===== Supplied entries =====
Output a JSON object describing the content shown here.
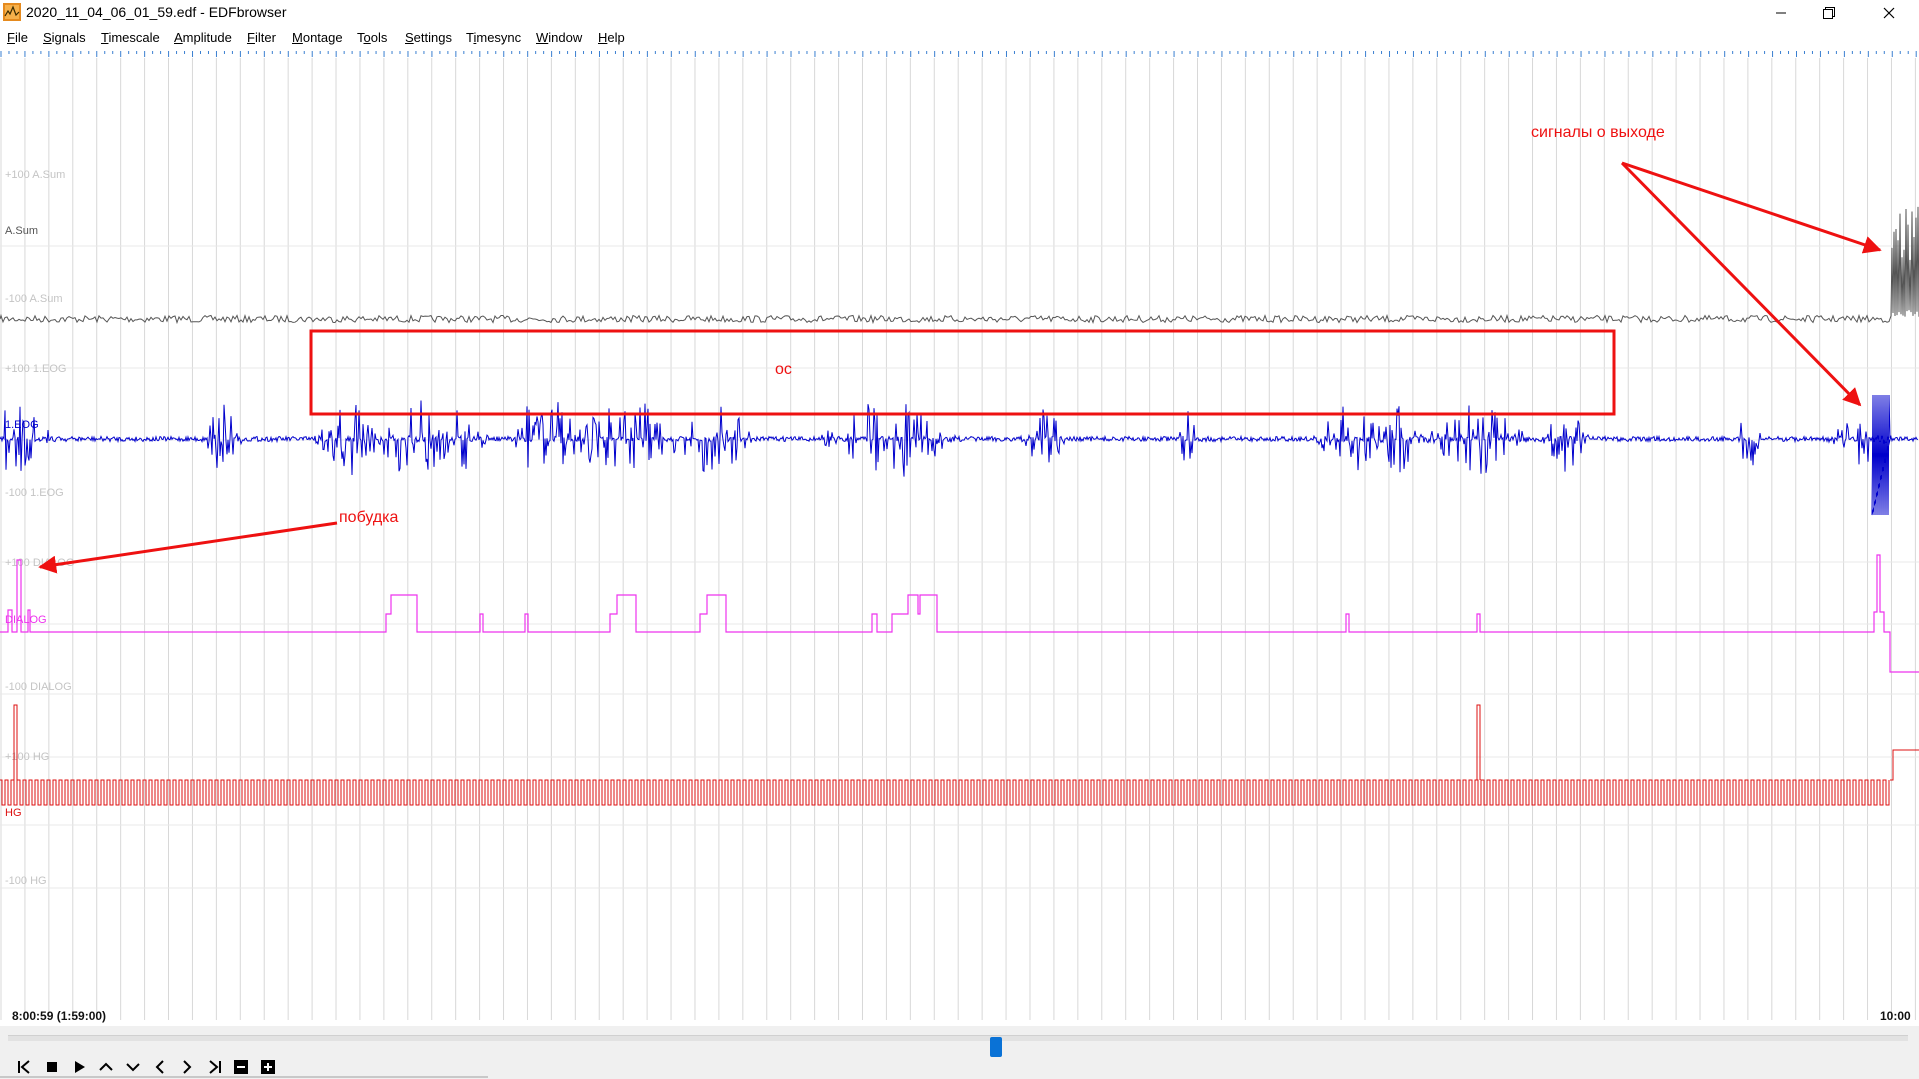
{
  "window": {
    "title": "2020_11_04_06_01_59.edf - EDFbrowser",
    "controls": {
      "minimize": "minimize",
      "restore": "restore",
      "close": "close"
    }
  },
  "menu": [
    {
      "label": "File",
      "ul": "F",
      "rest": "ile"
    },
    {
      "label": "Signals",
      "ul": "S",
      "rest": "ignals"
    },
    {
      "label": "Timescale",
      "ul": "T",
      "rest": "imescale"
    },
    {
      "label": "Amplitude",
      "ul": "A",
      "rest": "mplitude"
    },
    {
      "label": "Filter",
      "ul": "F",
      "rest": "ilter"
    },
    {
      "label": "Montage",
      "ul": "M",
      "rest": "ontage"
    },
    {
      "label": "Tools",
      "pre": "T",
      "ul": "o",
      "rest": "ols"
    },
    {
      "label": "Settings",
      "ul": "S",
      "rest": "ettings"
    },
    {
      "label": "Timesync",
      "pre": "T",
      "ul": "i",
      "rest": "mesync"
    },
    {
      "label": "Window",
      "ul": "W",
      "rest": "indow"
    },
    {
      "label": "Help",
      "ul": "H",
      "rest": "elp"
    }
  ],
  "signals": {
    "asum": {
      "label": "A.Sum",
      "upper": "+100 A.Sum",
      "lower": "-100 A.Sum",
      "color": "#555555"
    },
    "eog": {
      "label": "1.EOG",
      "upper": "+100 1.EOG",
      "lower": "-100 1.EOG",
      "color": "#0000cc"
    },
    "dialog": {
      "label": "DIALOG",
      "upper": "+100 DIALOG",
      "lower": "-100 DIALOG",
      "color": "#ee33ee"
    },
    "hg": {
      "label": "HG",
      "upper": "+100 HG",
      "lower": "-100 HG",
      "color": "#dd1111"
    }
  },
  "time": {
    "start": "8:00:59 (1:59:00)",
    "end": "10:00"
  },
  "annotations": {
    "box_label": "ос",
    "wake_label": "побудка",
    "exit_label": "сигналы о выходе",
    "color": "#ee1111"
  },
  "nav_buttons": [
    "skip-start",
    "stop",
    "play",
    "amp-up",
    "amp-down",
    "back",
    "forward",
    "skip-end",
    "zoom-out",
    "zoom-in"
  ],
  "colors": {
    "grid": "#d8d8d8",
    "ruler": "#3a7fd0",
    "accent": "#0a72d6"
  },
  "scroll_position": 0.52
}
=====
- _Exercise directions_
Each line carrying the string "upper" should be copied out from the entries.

- _Task output_
      "upper": "+100 A.Sum",
      "upper": "+100 1.EOG",
      "upper": "+100 DIALOG",
      "upper": "+100 HG",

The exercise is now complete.